I learnt that I don't have many summery items in my handmade wardrobe, which I guess is what happens when you start sewing in the autumn. I've also realised more generally that I'm getting to the age where my wardrobe is going through a bit of a style change. I've had things that I've been wearing since my sixth form or early university days that I just feel I've grown out of now, although not literally as such! My skirts are inching downwards and I'm finally realising what styles suit me properly. My handmade wardrobe is also much more colourful with bolder prints than what I usually buy in the shops.

I also made a pledge at the start of the year to not buy any clothing, or at least anything I couldn't make myself. We're nearly at the halfway stage and I'm yet to buy any clothes! I've bought shoes and some underwear and I have a huge hole in my favourite pair of jeans so will be replacing them soon (so I don't start showing said underwear), but other than that I've steered well clear of the high street.
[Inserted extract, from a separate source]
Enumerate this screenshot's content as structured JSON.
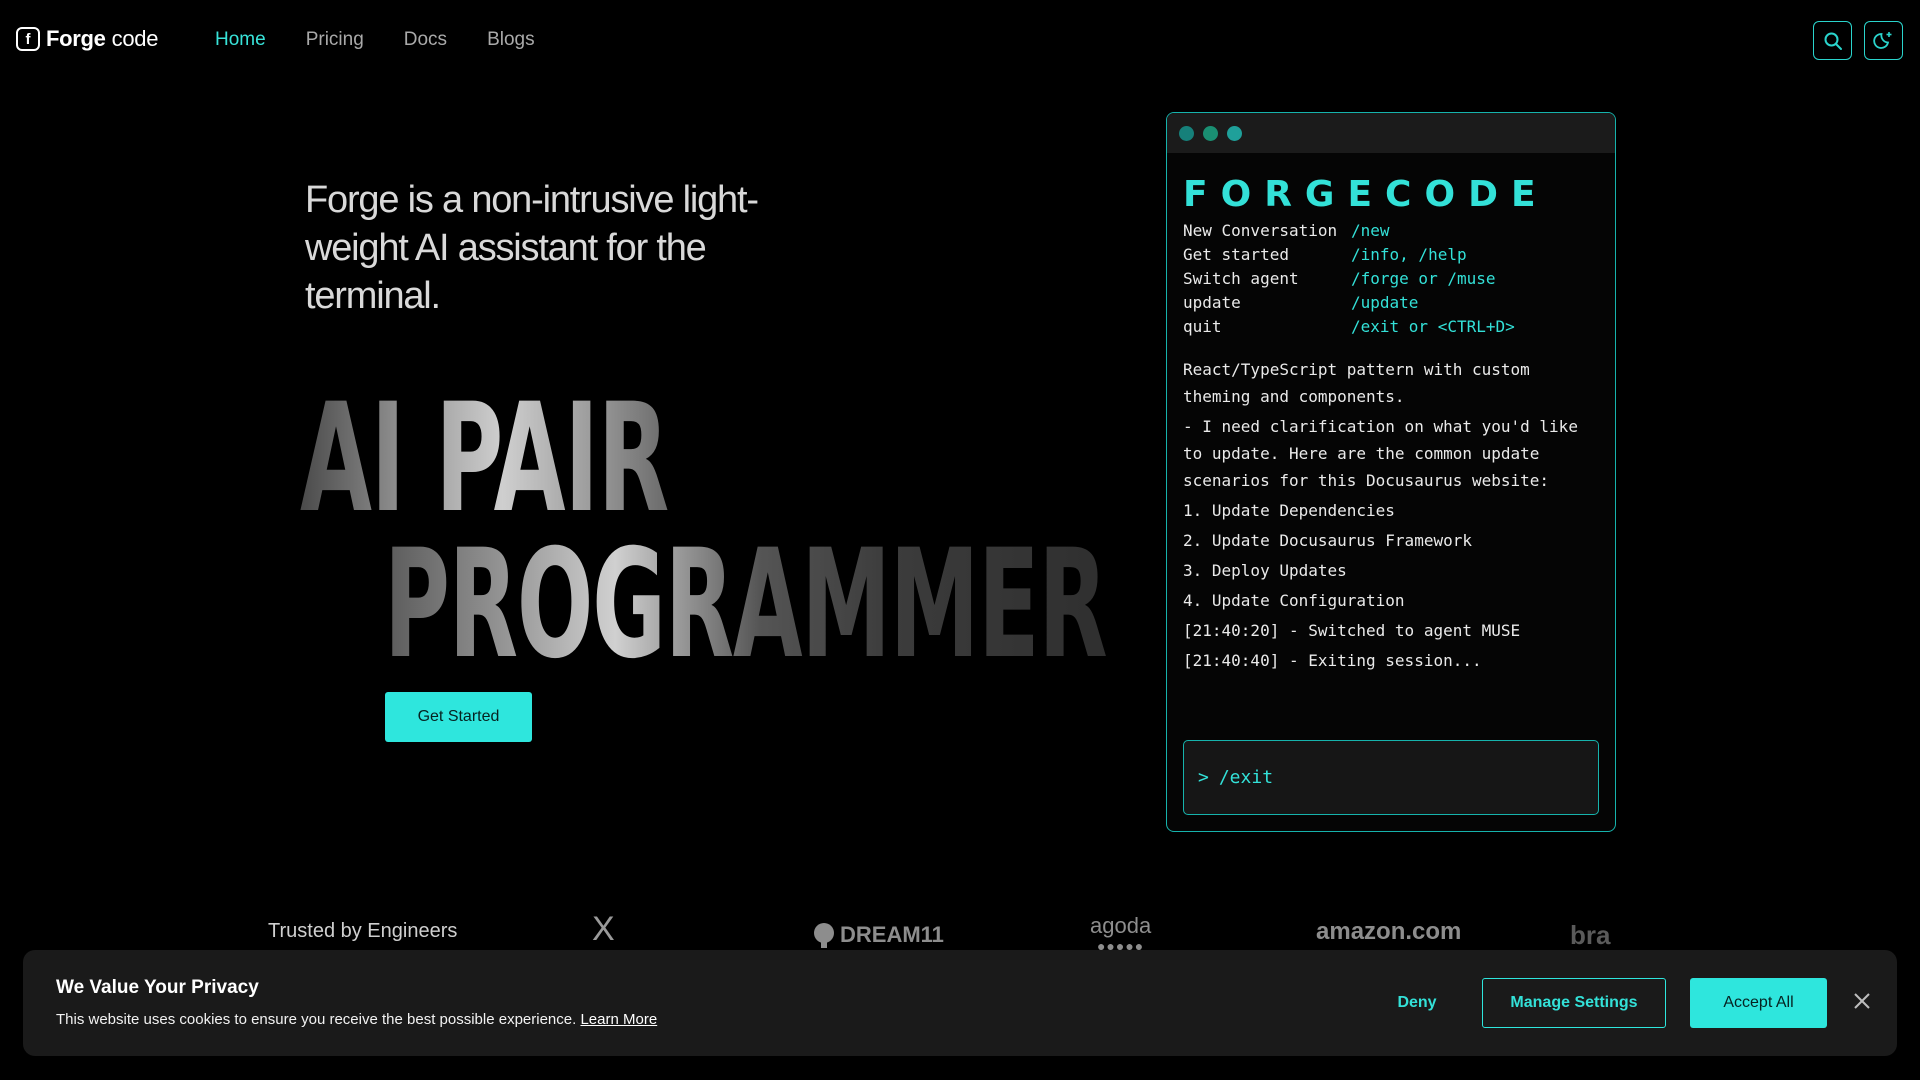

I've been sewing now for almost a year and recently started feeling much more confident in my abilities, so the idea of sewing my whole wardrobe for a year doesn't faze me half as much anymore. I love the freedom that sewing brings... it's so rare to find an item of clothing in the shops that is both a nice style, fabric and fits. My next pattern challenge that I've wanted to do for a long time is the Colette trousers. I think this would be a good pattern for my first attempt at adjusting and such a great wardrobe staple... I'm already visioning pairs in black, grey, red, checked and tartan print.

Emily Kate